Biologics can also yield results pretty quickly. “Biologics typically take about eight to 12 weeks to work for psoriasis, [but] most of my patients get better even faster, within a month,” says Bobby Buka, MD, dermatologist and section chief at Mount Sinai School of Medicine.
“Patients that are using biologics will notice an immediate thinning of the plaques on their skin,” says Dr. Buka. “It’s really a remarkable class of drug.”
Those fast results can be a major relief if you’re someone who’s been struggling for a long time with moderate to severe psoriasis symptoms. To keep those results, there’s a careful timeline for biologic therapy to treat psoriasis long-term.
“What we found is that we can space out the interval injections further and further [apart],” says Dr. Buka. Instead of monthly injections, you may just need biologics once every six months. “But if we were to stop them altogether, yes, psoriasis would return.”

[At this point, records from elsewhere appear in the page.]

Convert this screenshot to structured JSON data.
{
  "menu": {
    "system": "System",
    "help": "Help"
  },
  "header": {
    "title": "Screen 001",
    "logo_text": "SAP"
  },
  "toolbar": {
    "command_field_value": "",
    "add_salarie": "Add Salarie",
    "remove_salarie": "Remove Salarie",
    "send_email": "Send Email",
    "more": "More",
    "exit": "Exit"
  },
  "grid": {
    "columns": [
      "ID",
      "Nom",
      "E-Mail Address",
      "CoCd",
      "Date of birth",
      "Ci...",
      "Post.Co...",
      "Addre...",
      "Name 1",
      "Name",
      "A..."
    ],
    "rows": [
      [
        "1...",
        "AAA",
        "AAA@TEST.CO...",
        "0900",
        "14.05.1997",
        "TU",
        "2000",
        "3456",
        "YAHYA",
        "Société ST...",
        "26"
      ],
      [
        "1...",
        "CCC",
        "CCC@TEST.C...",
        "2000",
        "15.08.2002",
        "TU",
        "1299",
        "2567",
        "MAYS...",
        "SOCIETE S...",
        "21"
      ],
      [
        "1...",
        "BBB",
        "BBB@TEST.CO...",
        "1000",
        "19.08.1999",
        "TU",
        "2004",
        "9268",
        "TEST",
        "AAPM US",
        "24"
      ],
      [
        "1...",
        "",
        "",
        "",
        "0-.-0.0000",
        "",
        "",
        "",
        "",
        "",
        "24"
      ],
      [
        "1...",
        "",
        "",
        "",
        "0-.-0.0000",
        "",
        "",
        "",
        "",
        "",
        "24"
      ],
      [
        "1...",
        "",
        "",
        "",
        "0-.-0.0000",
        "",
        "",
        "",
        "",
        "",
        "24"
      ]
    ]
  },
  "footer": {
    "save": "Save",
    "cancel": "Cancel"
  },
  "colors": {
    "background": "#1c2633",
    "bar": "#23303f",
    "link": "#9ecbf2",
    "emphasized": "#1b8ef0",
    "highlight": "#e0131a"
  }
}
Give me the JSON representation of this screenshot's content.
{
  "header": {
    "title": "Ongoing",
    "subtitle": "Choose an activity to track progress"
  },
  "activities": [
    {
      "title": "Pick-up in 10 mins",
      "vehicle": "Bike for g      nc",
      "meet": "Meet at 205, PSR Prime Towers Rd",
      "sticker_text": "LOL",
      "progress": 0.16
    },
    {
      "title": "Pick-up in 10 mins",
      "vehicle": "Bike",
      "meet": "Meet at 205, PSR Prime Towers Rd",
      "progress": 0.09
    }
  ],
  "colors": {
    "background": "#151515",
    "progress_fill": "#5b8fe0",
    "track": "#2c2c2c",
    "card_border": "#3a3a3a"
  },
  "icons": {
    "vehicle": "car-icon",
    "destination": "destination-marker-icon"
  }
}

Usually, you can stick to the same biologic treatment, a couple times a year, and enjoy relief from your symptoms for years or even decades. However, there are some instances in which you might need to switch to a different biologic.

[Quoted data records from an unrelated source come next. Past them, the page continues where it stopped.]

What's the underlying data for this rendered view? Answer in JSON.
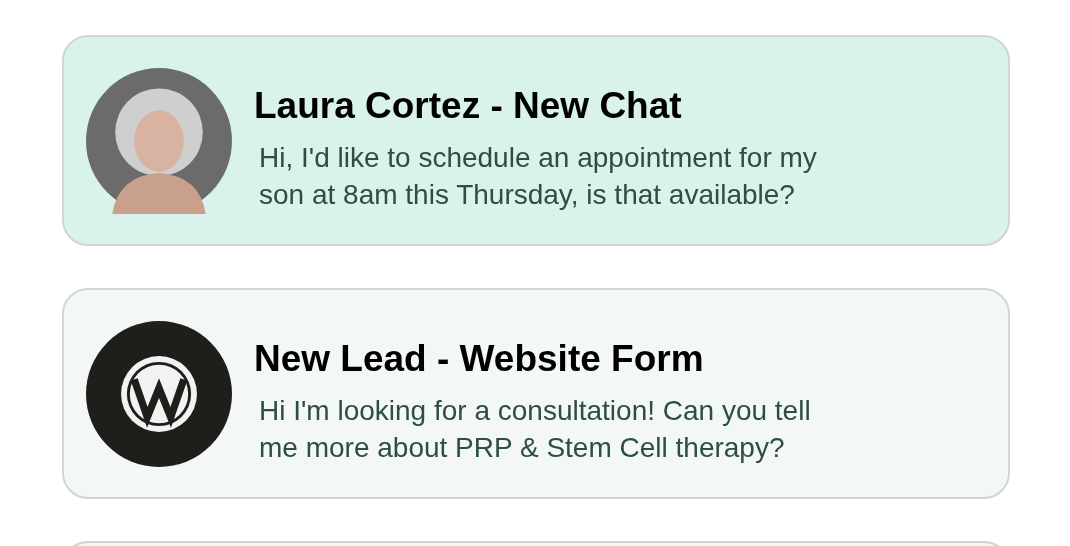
{
  "conversations": [
    {
      "selected": true,
      "kind": "photo",
      "title": "Laura Cortez - New Chat",
      "message": "Hi, I'd like to schedule an appointment for my son at 8am this Thursday, is that available?"
    },
    {
      "selected": false,
      "kind": "logo",
      "title": "New Lead - Website Form",
      "message": "Hi I'm looking for a consultation! Can you tell me more about PRP & Stem Cell therapy?"
    },
    {
      "selected": false,
      "kind": "blank"
    }
  ]
}
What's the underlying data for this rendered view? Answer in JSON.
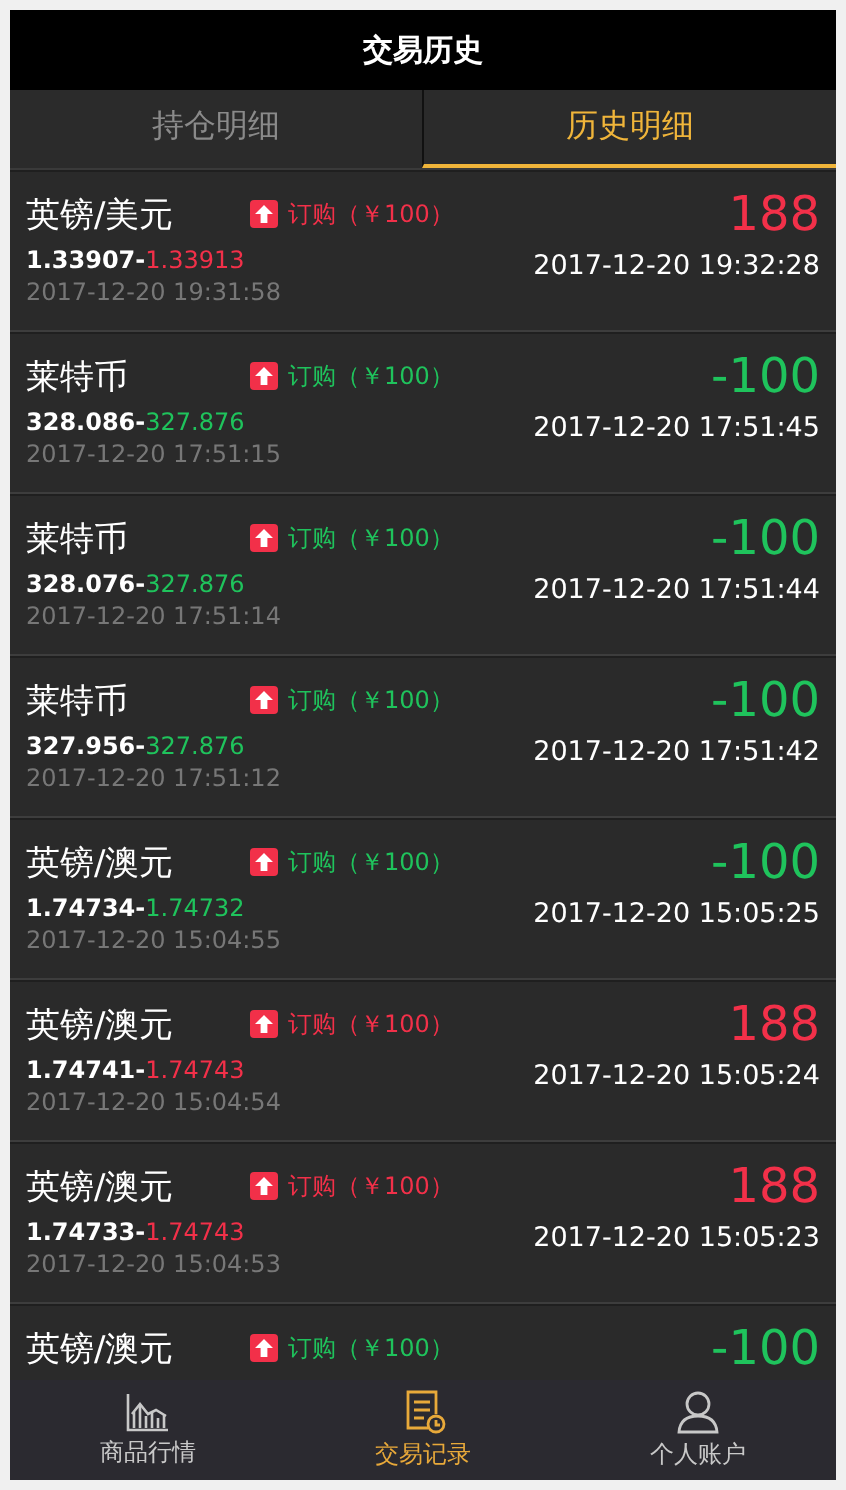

Sometimes, the body can make antibodies against your specific biologic, according to Dr. Buka. This makes the biologic treatment ineffective, and psoriasis symptoms may return. Luckily, different biologics have different targets, so a new biologic is often effective and bringing effective treatment back.
Ignoring or putting up with your psoriasis symptoms might not be life-threatening, but it can lead to more dangerous complications of psoriasis. If moderate to severe psoriasis is affecting your quality of life, don’t hesitate to talk with your doctor about other treatment options for you, including biologics.